michael orlitzky

CVE-2017-14312: Nagios core root privilege escalation via insecure permissions

posted 2017-09-11

Nagios core
Nagios Enterprises, LLC
Versions affected
Published on
Bug report


Nagios installs two sets of files with insecure permissions: after installation, the executables and the configuration files are all owned by the same unprivileged user and group (typically, nagios) that the daemon runs as. In one attack, the unprivileged user simply replaces the nagios executable with one that does his bidding. A slightly more complicated attack can be mounted by the unprivileged user by scheduling a malicious service check and then altering nagios.cfg to execute that check as root.

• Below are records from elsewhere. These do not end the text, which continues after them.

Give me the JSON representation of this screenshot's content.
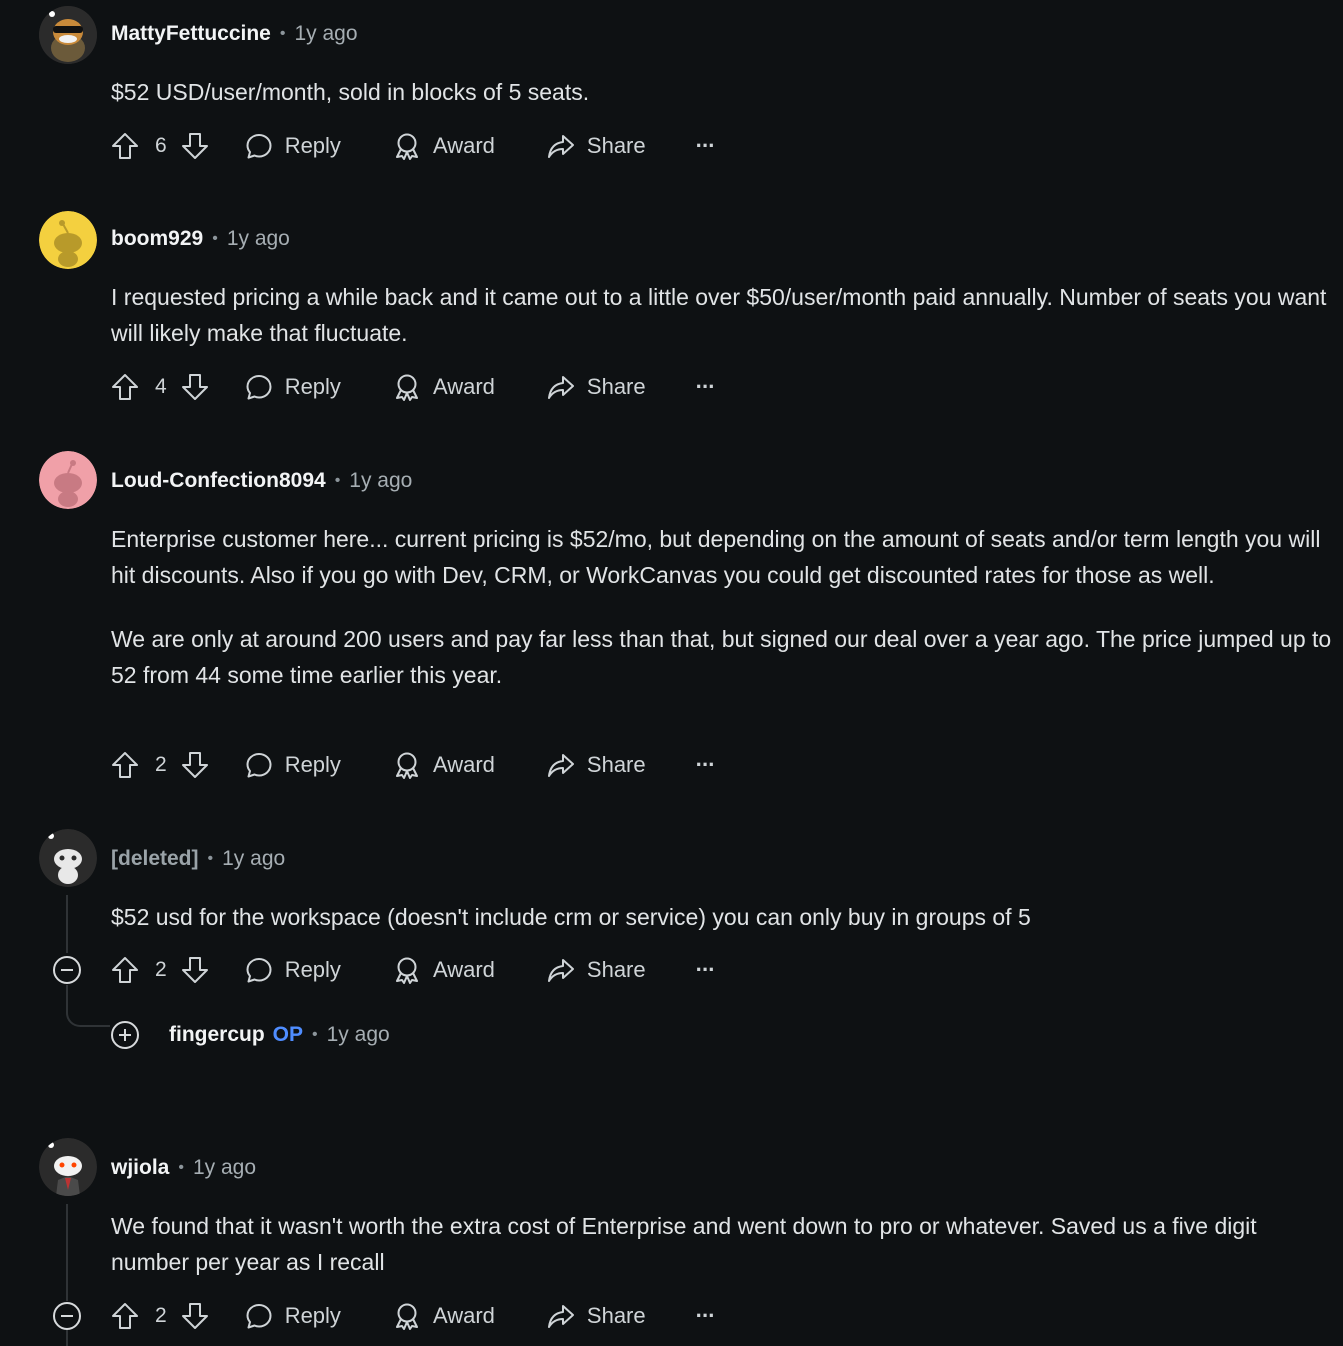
{
  "comments": [
    {
      "author": "MattyFettuccine",
      "time": "1y ago",
      "body": [
        "$52 USD/user/month, sold in blocks of 5 seats."
      ],
      "votes": "6",
      "reply": "Reply",
      "award": "Award",
      "share": "Share",
      "more": "···",
      "avatar_color": "#2b2b2b"
    },
    {
      "author": "boom929",
      "time": "1y ago",
      "body": [
        "I requested pricing a while back and it came out to a little over $50/user/month paid annually. Number of seats you want will likely make that fluctuate."
      ],
      "votes": "4",
      "reply": "Reply",
      "award": "Award",
      "share": "Share",
      "more": "···",
      "avatar_color": "#f4d03f"
    },
    {
      "author": "Loud-Confection8094",
      "time": "1y ago",
      "body": [
        "Enterprise customer here... current pricing is $52/mo, but depending on the amount of seats and/or term length you will hit discounts. Also if you go with Dev, CRM, or WorkCanvas you could get discounted rates for those as well.",
        "We are only at around 200 users and pay far less than that, but signed our deal over a year ago. The price jumped up to 52 from 44 some time earlier this year."
      ],
      "votes": "2",
      "reply": "Reply",
      "award": "Award",
      "share": "Share",
      "more": "···",
      "avatar_color": "#f0a0a8"
    },
    {
      "author": "[deleted]",
      "time": "1y ago",
      "body": [
        "$52 usd for the workspace (doesn't include crm or service) you can only buy in groups of 5"
      ],
      "votes": "2",
      "reply": "Reply",
      "award": "Award",
      "share": "Share",
      "more": "···",
      "avatar_color": "#2b2b2b",
      "collapsed_reply": {
        "author": "fingercup",
        "badge": "OP",
        "time": "1y ago"
      }
    },
    {
      "author": "wjiola",
      "time": "1y ago",
      "body": [
        "We found that it wasn't worth the extra cost of Enterprise and went down to pro or whatever. Saved us a five digit number per year as I recall"
      ],
      "votes": "2",
      "reply": "Reply",
      "award": "Award",
      "share": "Share",
      "more": "···",
      "avatar_color": "#2b2b2b"
    }
  ],
  "dot": "•"
}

The Nagios build system allows you to specify a runtime user and group (default: nagios) via the two ./configure parameters --with-nagios-user and --with-nagios-group:

                 [sets user name to run nagios]),

                 [sets group name to run nagios]),


The daemon runs as that user and group by default, because the upstream configuration file nagios.cfg incorporates those flag values into the nagios_user and nagios_group settings in sample-config/nagios.cfg.in:

# This determines the effective user that Nagios should run as.
# You can either supply a username or a UID.

# This determines the effective group that Nagios should run as.
# You can either supply a group name or a GID.

The build system then installs most of the files for the package with their owners/groups set to the user and group specified, through the pervasive use of the following INSTALL_OPTS in configure.ac:

INSTALL_OPTS="-o $nagios_user -g $nagios_grp"

This creates vulnerabilities because the nagios daemon is intended to be run as root.


The default ownership is exploitable in at least two ways:

  1. The Nagios runtime user owns the daemon executable, typically located at /usr/sbin/nagios. That executable is run as root, and drops privileges to the runtime user itself. This invites a simple attack where the runtime user replaces the daemon executable with his own code.
  2. The main configuration file nagios.cfg is also owned by the unprivileged runtime user, but nagios.cfg is where the runtime user and group are specified. The unprivileged runtime user can schedule a malicious service check (specified in the configuration files he owns) and then put nagios_user=root in nagios.cfg. The next time the daemon is restarted, it will run as root and execute the command set by the unprivileged user.


A fix is still pending upstream, because there are third-party tools that rely on the ability to modify nagios.cfg. However, there is no legitimate reason for any of the installed executables to be owned by the Nagios runtime user or group, so a partial resolution is to ensure that the installed executables are owned by root and its group. Even users of those third-party tools can adapt the workaround below to secure the ownership of their executables.


Most users will not need to allow a third-party tool to access nagios.cfg, and should reset all ownership and group information to safe values:

root # dirs="/bin /sbin /usr /etc"

root # nagios_user=nagios

root # nagios_group=nagios

root # find $dirs -user "${nagios_user}" -print0 | \ xargs --null chown --no-dereference --from="${nagios_user}" root

root # find $dirs -group "${nagios_group}" -print0 | \ xargs --null chown --no-dereference --from=":${nagios_group}" :0

The find commands above are intended to omit precisely one Nagios directory, its $localstatedir. The Nagios runtime user does need to be able to write to its logfile and to record the results of its service checks. On Gentoo, that information is stored under /var/nagios as the result of passing --localstatedir=/var/nagios to the ./configure script. Thus the owner and group of /var/nagios (or wherever your $localstatedir happens to be) should be left alone.

If you would like to allow a group of non-root users to modify the Nagios configuration, that is possible with two caveats:

  1. You should create an entirely new group called (for example) nagiosconfig that is allowed to modify the configuration. The Nagios runtime user should not be added to this group!
  2. Most of Nagios's configuration files can have their groups set to the new nagiosconfig group, and their modes set g+w. However, the main configuration file nagios.cfg must not have its group changed or be made group-writable! Otherwise anyone in the nagiosconfig group would be able to gain root through the exploit described earlier.